The conditions are deplorable there “without shower or mattress”, according to testimonies collected by AFP.
“The entry of asylum seekers into the new camp is non-negotiable,” the Minister of Civil Protection told the media in Lesbos.
Just under 800 migrants have so far agreed to settle there, according to information from the ministry.
Most migrants refuse to do so for fear of not being able to leave the island once inside.
For Vany Bikembo, a 25-year-old mechanic who arrived a year ago from the Democratic Republic of Congo, the temporary camp, “over there, it’s a second hell” after Moria.
In the port of Mytilene, the island’s capital, about 200 islanders demonstrated early in the evening to explain that they refused to see a new migrant camp open not far from the ruins of Moria.
Normalization of their situation
“The islands do not want a concentration camp, neither open nor closed,” read a banner held by protesters in the majority of the Communist Party.
The head of the North Aegean, Kostas Mountzouris, one of the staunchest opponents of the government’s plan to set up a closed camp in Lesbos, called on entrepreneurs and professionals to rally to demand a “normalization” of the situation and “removal of migrants from the island”.

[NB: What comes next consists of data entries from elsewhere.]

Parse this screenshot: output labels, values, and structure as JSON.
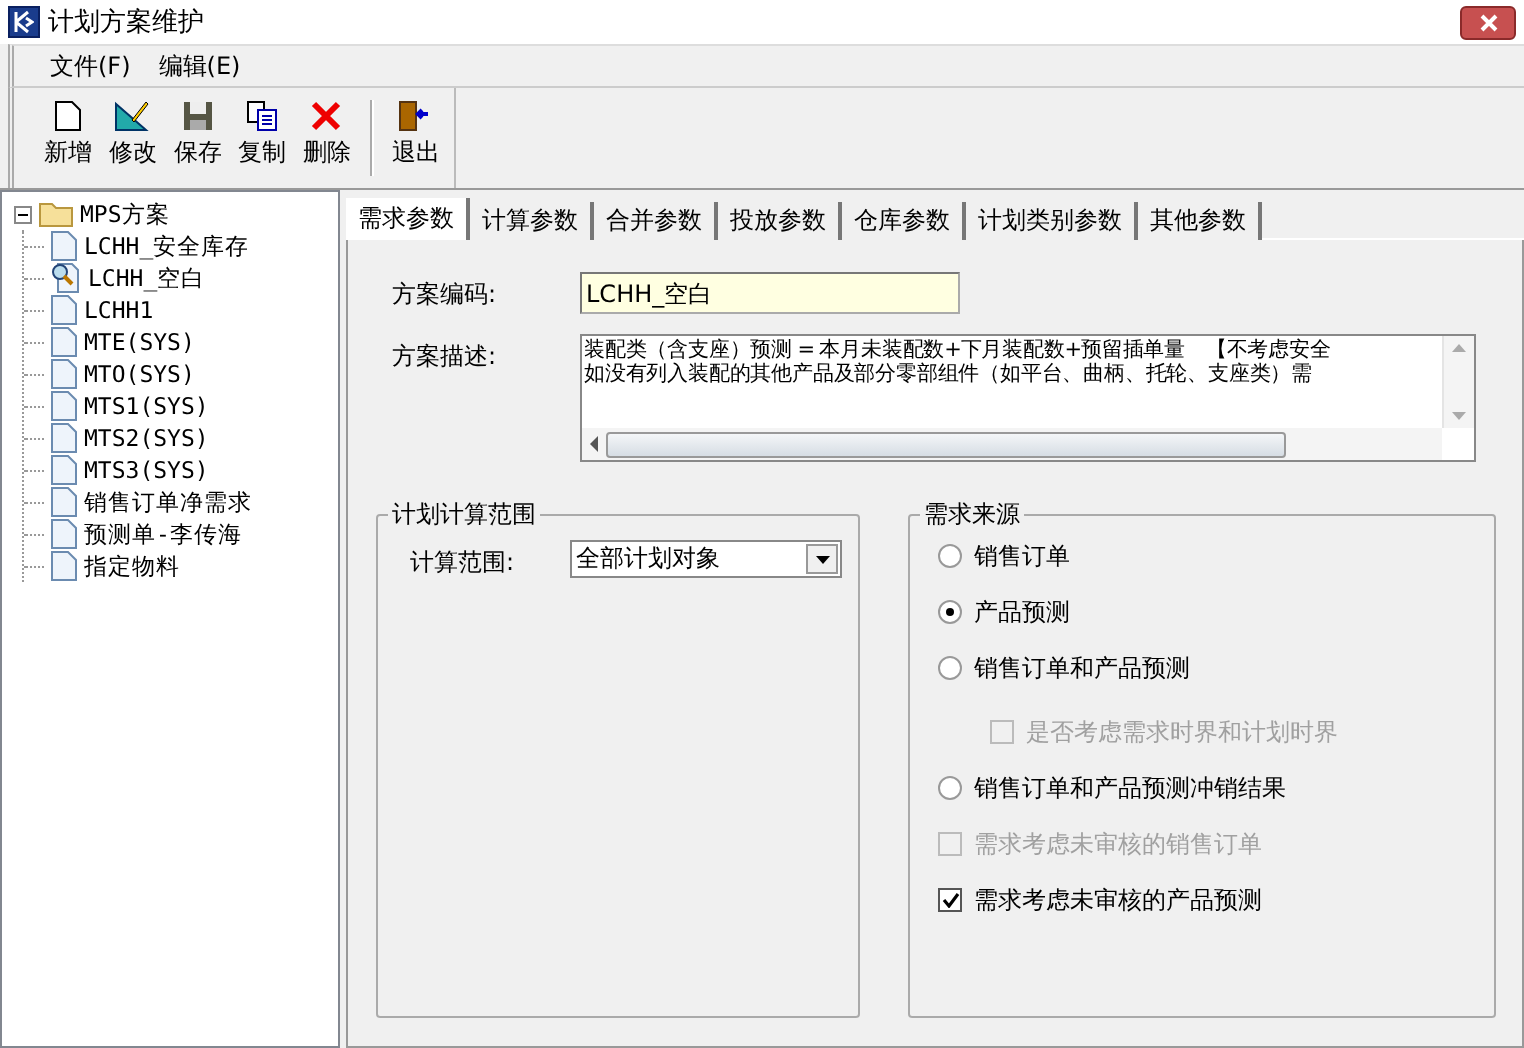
{
  "window": {
    "title": "计划方案维护"
  },
  "menu": [
    "文件(F)",
    "编辑(E)"
  ],
  "toolbar": [
    {
      "label": "新增",
      "kind": "new"
    },
    {
      "label": "修改",
      "kind": "edit"
    },
    {
      "label": "保存",
      "kind": "save"
    },
    {
      "label": "复制",
      "kind": "copy"
    },
    {
      "label": "删除",
      "kind": "delete"
    },
    {
      "label": "退出",
      "kind": "exit"
    }
  ],
  "tree": {
    "label": "MPS方案",
    "expanded": true,
    "children": [
      {
        "label": "LCHH_安全库存",
        "kind": "document"
      },
      {
        "label": "LCHH_空白",
        "kind": "current"
      },
      {
        "label": "LCHH1",
        "kind": "document"
      },
      {
        "label": "MTE(SYS)",
        "kind": "document"
      },
      {
        "label": "MTO(SYS)",
        "kind": "document"
      },
      {
        "label": "MTS1(SYS)",
        "kind": "document"
      },
      {
        "label": "MTS2(SYS)",
        "kind": "document"
      },
      {
        "label": "MTS3(SYS)",
        "kind": "document"
      },
      {
        "label": "销售订单净需求",
        "kind": "document"
      },
      {
        "label": "预测单-李传海",
        "kind": "document"
      },
      {
        "label": "指定物料",
        "kind": "document"
      }
    ]
  },
  "tabs": [
    {
      "label": "需求参数",
      "selected": true
    },
    {
      "label": "计算参数",
      "selected": false
    },
    {
      "label": "合并参数",
      "selected": false
    },
    {
      "label": "投放参数",
      "selected": false
    },
    {
      "label": "仓库参数",
      "selected": false
    },
    {
      "label": "计划类别参数",
      "selected": false
    },
    {
      "label": "其他参数",
      "selected": false
    }
  ],
  "scheme_code": {
    "label": "方案编码:",
    "value": "LCHH_空白"
  },
  "scheme_description": {
    "label": "方案描述:",
    "lines": [
      "装配类（含支座）预测 = 本月未装配数+下月装配数+预留插单量　【不考虑安全",
      "如没有列入装配的其他产品及部分零部组件（如平台、曲柄、托轮、支座类）需"
    ]
  },
  "plan_range": {
    "title": "计划计算范围",
    "label": "计算范围:",
    "value": "全部计划对象"
  },
  "demand_source": {
    "title": "需求来源",
    "options": [
      {
        "kind": "radio",
        "label": "销售订单",
        "selected": false,
        "disabled": false
      },
      {
        "kind": "radio",
        "label": "产品预测",
        "selected": true,
        "disabled": false
      },
      {
        "kind": "radio",
        "label": "销售订单和产品预测",
        "selected": false,
        "disabled": false,
        "children": [
          {
            "kind": "checkbox",
            "label": "是否考虑需求时界和计划时界",
            "checked": false,
            "disabled": true
          }
        ]
      },
      {
        "kind": "radio",
        "label": "销售订单和产品预测冲销结果",
        "selected": false,
        "disabled": false
      },
      {
        "kind": "checkbox",
        "label": "需求考虑未审核的销售订单",
        "checked": false,
        "disabled": true
      },
      {
        "kind": "checkbox",
        "label": "需求考虑未审核的产品预测",
        "checked": true,
        "disabled": false
      }
    ]
  }
}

For several months, the Greek Conservative government has been planning the establishment of a closed center in Lesbos to dismantle the Moria megastructure. Now that it is being destroyed, Prime Minister Kyriakos Mitsotakis has confirmed the forthcoming reconstruction of a camp and called for a more active commitment from the European Union.
Until 23 September, the European Commission has presented its long-awaited project to reform migration policy in the EU.